material=Material.monoSi,
N_s=32,
I_sc_A_0=6.70,
I_mp_A_0=6.12,
V_mp_V_0=18.8,
V_oc_V_0=21.9,
dI_sc_dT_A_per_degC_0=0.06/100 * 6.7,
dP_mp_dT_W_per_degC_0=-0.38/100 * 6.12 * 18.8,
dV_oc_dT_V_per_degC_0=-0.28/100 * 21.9,
E_W_per_m2_0=E_hemispherical_tilted_W_per_m2_stc,
T_degC_0=T_degC_stc,
)

sdm_simple_fit_spec_sheet = sdm_simple_inf_spec_sheet.fit(spec_sheet_parameters=spec_sheet_parameters)

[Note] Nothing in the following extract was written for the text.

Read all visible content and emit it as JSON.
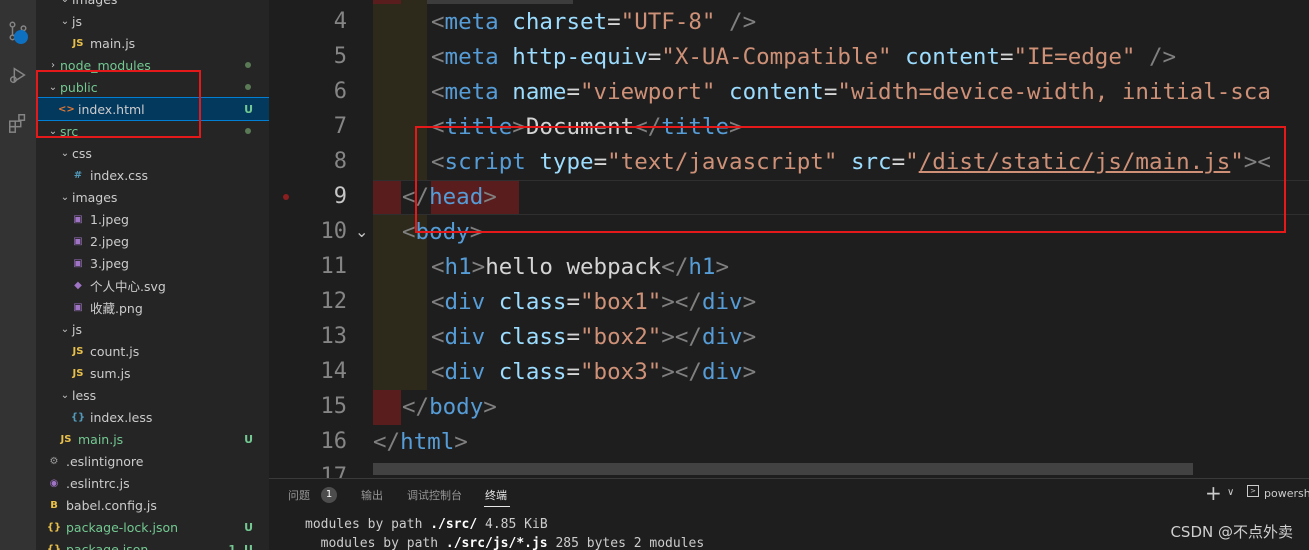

pprint(sdm_simple_fit_spec_sheet["model_parameters"])
pprint(
sdm_simple_ae.compute_sde_model_parameters(
ft_data=FTData(F=1, T_degC=T_degC_stc),
model_parameters=sdm_simple_fit_spec_sheet["model_parameters"],
)
) {'E_g_eV_0': 1.184192994291296, 'G_p_S_0': 0.013607133055003067, 'I_rs_A_0': 4.5042751522164985e-09, 'I_sc_A_0': 6.7, 'N_s': 32, 'R_s_Ohm_0': 1.586628793340835e-07, 'T_degC_0': 25.0, 'n_0': 1.2639268713331901} {'G_p_S': array(0.01360713), 'I_ph_A': array(6.70000001), 'I_rs_A': array(4.50427515e-09), 'N_s': array(32), 'R_s_Ohm': array(1.58662879e-07), 'T_degC': array(25.), 'n': array(1.26392687)}

### cwh...@sandia.gov

Jun 6, 2024, 11:49:17 AMJun 6
to pvlib-python
Io is clearly incorrect, as is a. a should be on the order of 32 * 0.025 = 0.8

'beta_voc': 0.0006,   # V/°C is wrong, should be -0.28% * 21.9V = -0.061 V/C

If you are using pvlib.ivtools.fit_cec_sam to get the diode model parameters (I don't know how else you could do it with pvlib), then the positive temperature coefficient for Voc is likely behind both of these erroneous parameter values.